“Lord,” Ananias answered, “I have heard many reports about this man and all the harm he has done to your saints in Jerusalem. And he has come here with authority from the chief priests to arrest all who call on your name.”
As you can see, the man is worried about Saul, and for very good reasons. Saul has a reputation. He’s a villain. He’s on the wrong side, the unjust side, but through the power of grace Jesus welcomes him among his people.
What does this mean for us? For one thing, it means that we believe in the power of God’s grace to convert even the most murderous of our enemies. Jesus proves victorious over Saul, enemy number 1, through evangelism, through the offer of grace and forgiveness and a new life with his other followers. No one is outside the possibility of changing their ways; no enemy is beyond conversion, beyond grace; Saul becomes a member of the family of God. We don’t kill our enemies; we convert them through the power of the resurrected Jesus.
That part of the good news of Easter is not too hard for me to accept. The harder part is that Jesus comes back from the dead, and everything seems to go on just like it did before. The disciples go back to fishing; they go back to work—“the same as it ever was,” as the Talking Heads song puts it, “the same as it ever was.” Easter, resurrection, Jesus back from the dead… then the same as it ever was. 153 fish and breakfast on the shore. But maybe that’s just it. Jesus conquers death so he can come back and be with his disciples, to enjoy another meal, to fellowship around the fire… simply to be present with them. Easter means the permanence of Christ’s presence, always available, changing us, and changing the world from the inside, through his people, through us. We have become Christ’s presence for the world, working out Christ’s resurrection wherever we go—like at work, just as those first disciples returned to fishing.
Christ shows up in an ordinary gathering of disciples—like with us, here, nothing very special and much of life feels the same as it did last week.
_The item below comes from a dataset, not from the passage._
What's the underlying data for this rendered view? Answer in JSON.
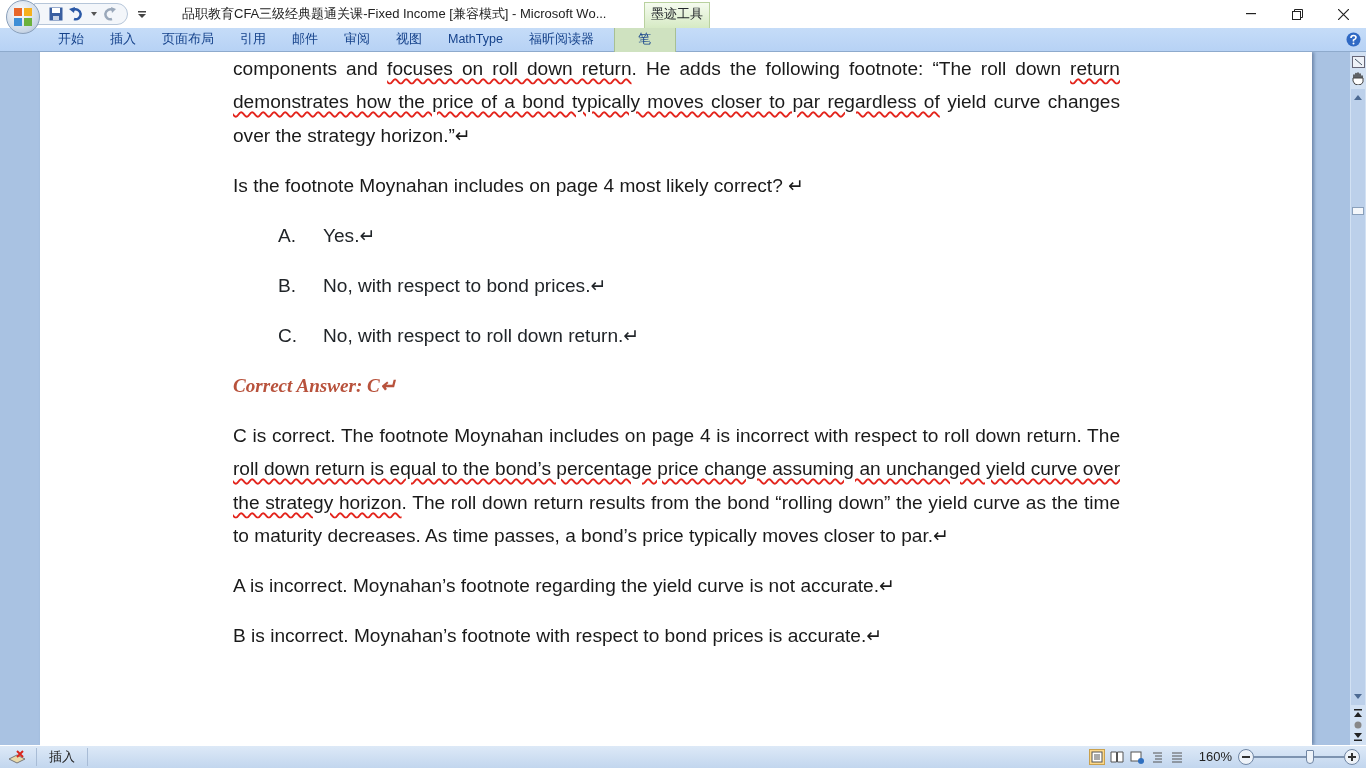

And we’ll go back to work tomorrow, but we go knowing the good news of Easter: that Jesus returned from the dead to be with us, because he loved us, because he wanted another meal with his disciples, nothing special, just fish around a charcoal fire:
“When they had gone ashore, they saw a charcoal fire there, with fish on it, and bread… Jesus said to them, ‘Come and have breakfast’… Jesus came and took the bread and gave it to them, and did the same with the fish” (Jn. 21:9-13).
The good news looks like that ordinary Easter experience; Jesus, coming back from the dead to be with us, a gentle presence, nothing flashy, just there, always there.